Understanding open ended funds versus closed funds - Motilal Oswal
Understanding open ended funds versus closed funds - Motilal Oswal

Understanding open ended funds versus close ended funds

Mutual funds in India are classified on a variety of parameters. One of the parameters is the nature of the fund. Broadly, there are two types of funds viz. open-ended funds and closed-ended funds. Let us look at the key difference between open-ended and close-ended mutual fund in India. Let us also explore which is better; open ended or closed ended mutual fund. How do you decide whether a fund is open ended or closed ended? Interestingly, while both collect monies from investors and then invest them in the market, there are some basic differences which need to understood to grasp the basic crux of the issue! Here is how to go about comparing closed ended funds and open ended funds.

 

Corpus of the fund

 In terms of the corpus of the fund, once the closed ended fund collects the monies from the public via the new fund offering (NFO) then that is the corpus of the fund. There is no scope for any subsequent addition or reduction to the closed ended fund. The original corpus remains the same in case of closed ended funds although the value of the fund does appreciate with the appreciation in asset prices. On the other hand, open ended funds are open for fresh subscription and for redemption round the year. When an open ended fund comes with an NFO, then it gives a time lag of a few days after the closure of the NFO and then the actual buying and selling in the fund begins. The open ended fund will announce the NAV of the fund each day evening on market days and that will be the basis for the buying and selling of the open ended fund on the next day. The corpus of the open-ended fund keeps changing on a daily basis depending on the extent of net accretion or net depletion to the fund.

 

How they compare on liquidity?
In terms of liquidity, obviously, the open ended funds will score higher. On any day you can go over to the fund and apply for a fresh application or redemption. In case of open ended equity funds, when you apply for redemption of your fund then sale proceeds are credited to your account on T+2 day. In case of debt funds and liquid funds, the credit is sooner than that. Closed ended funds are not liquid in the sense that they do not offer any-time fresh applications and redemptions on these funds. However, as per SEBI regulations closed funds have to be mandatorily listed and hence you can always sell and buy these closed ended funds from the secondary market. However, there is a caveat here. Closed ended funds typically quote at a discount to the NAV of the fund and that is the loss that you will have to absorb when you redeem your closed ended funds in the secondary market.
 
Fund managers can take a longer term view on closed ended funds

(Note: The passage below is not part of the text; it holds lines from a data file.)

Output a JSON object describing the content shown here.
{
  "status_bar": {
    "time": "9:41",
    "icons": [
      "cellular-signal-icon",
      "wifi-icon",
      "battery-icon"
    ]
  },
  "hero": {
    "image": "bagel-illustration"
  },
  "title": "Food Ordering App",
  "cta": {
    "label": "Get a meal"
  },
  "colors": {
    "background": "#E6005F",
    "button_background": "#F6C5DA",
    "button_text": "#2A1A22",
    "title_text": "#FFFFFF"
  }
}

One of the big advantages of closed ended funds is that fund managers do not have to worry about redemption pressure and hence the entire corpus can be invested in return generating assets. In case of open ended funds, it is essential for the fund manager to maintain liquidity and these assets typically earn sub-optimal returns. That depresses the returns of the fund. The problem can get quite acute when there is redemption pressure in times of market sell-off. In this case, the open ended funds can also see redemption pressure and may be forced to undertake a distress sale of some of their equity holdings.

 

Which funds are suited to different circumstances?

Open ended funds are ideally suited for normal equity funds, debt funds and also for liquid funds. You need the benefit of easy entry and exit into these funds, which is the factor that makes mutual funds as an asset class valuable. Also, these open ended funds largely reduce the liquidity risk of mutual funds and that is the key to mutual funds. Closed ended funds are not suited to liquid funds and to equity funds since exit is critical in both these cases. However, closed ended funds do make a lot of sense in case of certain category of debt funds. A classic example is the Fixed Maturity Plans (FMP) where the fund is necessarily locked in for a fixed period of 1 year to 3 years. In such cases a closed ended fund helps to reduce the interest rate risk by creating a portfolio of bonds that has a maturity that is sync with the term of the FMP. In such cases, closed ended funds make a lot of sense!

 

The open ended fund is the preferred choice if you are in equity fund investor, especially via the SIP route. The only area where closed ended funds are meaningful is in case of FMPs of debt funds and for long term solution-oriented plans.
 

Ready to invest with us?

Share your Name and Mobile Number with us and get started

  • +91|
scrollToTop